On taking the positions assigned them, each corps began the hasty construction of field breastworks in front of its first line of battle, and soon had them capable of offering formidable resistance. The face of the country, and character of the growing timber, was found to be the most unfavorable imaginable for offensive operations. The roads were very narrow and tortuous; bounded on both sides with a dense growth of young pine, chinkapin and scrubby oak that rendered the forests in many places almost impenetrable. The pines were low-limbed and scraggy, and the chinkapins the stiffest and bristliest of their species. An advance in line of battle was nearly impossible. Artillery could not be brought into action at all. A few places on the road where there was a small break in the timber were the only places possible for planting batteries. Over three hundred of our cannon lay idle during the whole of this day’s fighting.

The position was admirable for defense, and was selected by Lee instantly on learning that Grant had outmaneuvered him, and gained a crossing of the river without a battle. Many of the ravines were deep and impassable, but a majority of them were not so precipitous but what infantry could cross. The main obstacles the Union troops had to contend against were the thick growth of scrubby timber and the undergrowth of hazelbrush. These prevented the proper handling and alignment of our men, and concealed the enemy’s presence, and the disposition of his forces.

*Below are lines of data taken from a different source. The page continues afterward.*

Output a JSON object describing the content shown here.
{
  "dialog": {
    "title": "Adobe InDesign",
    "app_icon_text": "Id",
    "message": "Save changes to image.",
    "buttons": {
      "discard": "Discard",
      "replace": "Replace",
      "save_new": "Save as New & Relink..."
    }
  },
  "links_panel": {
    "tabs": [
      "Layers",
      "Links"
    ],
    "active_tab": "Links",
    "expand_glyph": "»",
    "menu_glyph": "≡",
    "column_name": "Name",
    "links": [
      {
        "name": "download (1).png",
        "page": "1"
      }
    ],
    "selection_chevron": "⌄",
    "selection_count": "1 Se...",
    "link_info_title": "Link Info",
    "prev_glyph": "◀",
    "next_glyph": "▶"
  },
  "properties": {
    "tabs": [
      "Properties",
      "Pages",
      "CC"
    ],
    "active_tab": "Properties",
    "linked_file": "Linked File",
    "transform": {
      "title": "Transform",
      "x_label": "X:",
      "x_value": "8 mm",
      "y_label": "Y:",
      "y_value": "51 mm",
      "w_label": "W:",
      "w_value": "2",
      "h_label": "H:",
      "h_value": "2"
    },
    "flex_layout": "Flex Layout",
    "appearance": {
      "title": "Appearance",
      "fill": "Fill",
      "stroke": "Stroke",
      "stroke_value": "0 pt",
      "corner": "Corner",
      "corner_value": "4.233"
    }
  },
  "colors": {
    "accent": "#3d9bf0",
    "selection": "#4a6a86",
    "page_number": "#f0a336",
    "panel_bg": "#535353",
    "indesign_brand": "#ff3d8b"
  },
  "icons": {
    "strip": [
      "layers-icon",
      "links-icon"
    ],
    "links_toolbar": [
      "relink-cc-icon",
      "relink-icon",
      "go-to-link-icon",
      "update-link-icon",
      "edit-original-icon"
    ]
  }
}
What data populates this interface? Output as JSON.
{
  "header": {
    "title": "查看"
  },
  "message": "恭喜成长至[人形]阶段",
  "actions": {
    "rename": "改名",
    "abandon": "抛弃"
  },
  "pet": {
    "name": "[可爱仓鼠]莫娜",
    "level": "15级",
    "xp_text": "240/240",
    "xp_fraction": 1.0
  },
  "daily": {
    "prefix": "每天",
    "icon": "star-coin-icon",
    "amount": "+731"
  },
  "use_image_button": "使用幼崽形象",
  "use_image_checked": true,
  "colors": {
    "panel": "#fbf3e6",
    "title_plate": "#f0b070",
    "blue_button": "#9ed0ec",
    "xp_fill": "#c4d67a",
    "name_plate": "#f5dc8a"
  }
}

[Cadwallader’s account of the bloody but indecisive Battle of the Wilderness, May 5-7, 1864, adds nothing to what is known about it, except that he questions Grant’s statement that by the 7th Lee had withdrawn within his entrenchments and that nothing but skirmishing took place on that date.]